··· Record extracts
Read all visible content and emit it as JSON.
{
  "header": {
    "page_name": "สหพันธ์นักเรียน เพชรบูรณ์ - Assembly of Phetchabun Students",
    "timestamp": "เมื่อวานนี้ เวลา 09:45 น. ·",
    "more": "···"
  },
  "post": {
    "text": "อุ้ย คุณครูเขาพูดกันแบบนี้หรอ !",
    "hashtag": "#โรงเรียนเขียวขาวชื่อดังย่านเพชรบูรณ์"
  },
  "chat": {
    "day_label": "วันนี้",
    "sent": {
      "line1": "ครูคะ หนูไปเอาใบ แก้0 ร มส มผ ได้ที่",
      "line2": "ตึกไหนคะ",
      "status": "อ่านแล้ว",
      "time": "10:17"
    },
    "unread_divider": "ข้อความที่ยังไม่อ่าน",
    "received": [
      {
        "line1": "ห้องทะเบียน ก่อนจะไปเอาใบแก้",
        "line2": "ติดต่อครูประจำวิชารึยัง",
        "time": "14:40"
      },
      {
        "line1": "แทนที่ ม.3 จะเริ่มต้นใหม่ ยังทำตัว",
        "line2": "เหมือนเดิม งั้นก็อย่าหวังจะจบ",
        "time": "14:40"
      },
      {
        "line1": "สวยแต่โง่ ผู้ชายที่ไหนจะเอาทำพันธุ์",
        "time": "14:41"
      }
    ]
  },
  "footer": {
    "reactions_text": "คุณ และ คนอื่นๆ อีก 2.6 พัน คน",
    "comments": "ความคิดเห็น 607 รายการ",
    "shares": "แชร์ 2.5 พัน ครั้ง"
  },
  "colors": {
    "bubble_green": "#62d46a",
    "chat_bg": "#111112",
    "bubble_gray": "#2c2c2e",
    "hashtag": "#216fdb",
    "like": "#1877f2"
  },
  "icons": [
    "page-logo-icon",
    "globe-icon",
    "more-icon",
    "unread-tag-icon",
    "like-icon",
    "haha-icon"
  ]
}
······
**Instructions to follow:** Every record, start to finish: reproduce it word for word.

**Result of the task:**
Read all visible content and emit it as JSON.
{
  "header": {
    "page_name": "สหพันธ์นักเรียน เพชรบูรณ์ - Assembly of Phetchabun Students",
    "timestamp": "เมื่อวานนี้ เวลา 09:45 น. ·",
    "more": "···"
  },
  "post": {
    "text": "อุ้ย คุณครูเขาพูดกันแบบนี้หรอ !",
    "hashtag": "#โรงเรียนเขียวขาวชื่อดังย่านเพชรบูรณ์"
  },
  "chat": {
    "day_label": "วันนี้",
    "sent": {
      "line1": "ครูคะ หนูไปเอาใบ แก้0 ร มส มผ ได้ที่",
      "line2": "ตึกไหนคะ",
      "status": "อ่านแล้ว",
      "time": "10:17"
    },
    "unread_divider": "ข้อความที่ยังไม่อ่าน",
    "received": [
      {
        "line1": "ห้องทะเบียน ก่อนจะไปเอาใบแก้",
        "line2": "ติดต่อครูประจำวิชารึยัง",
        "time": "14:40"
      },
      {
        "line1": "แทนที่ ม.3 จะเริ่มต้นใหม่ ยังทำตัว",
        "line2": "เหมือนเดิม งั้นก็อย่าหวังจะจบ",
        "time": "14:40"
      },
      {
        "line1": "สวยแต่โง่ ผู้ชายที่ไหนจะเอาทำพันธุ์",
        "time": "14:41"
      }
    ]
  },
  "footer": {
    "reactions_text": "คุณ และ คนอื่นๆ อีก 2.6 พัน คน",
    "comments": "ความคิดเห็น 607 รายการ",
    "shares": "แชร์ 2.5 พัน ครั้ง"
  },
  "colors": {
    "bubble_green": "#62d46a",
    "chat_bg": "#111112",
    "bubble_gray": "#2c2c2e",
    "hashtag": "#216fdb",
    "like": "#1877f2"
  },
  "icons": [
    "page-logo-icon",
    "globe-icon",
    "more-icon",
    "unread-tag-icon",
    "like-icon",
    "haha-icon"
  ]
}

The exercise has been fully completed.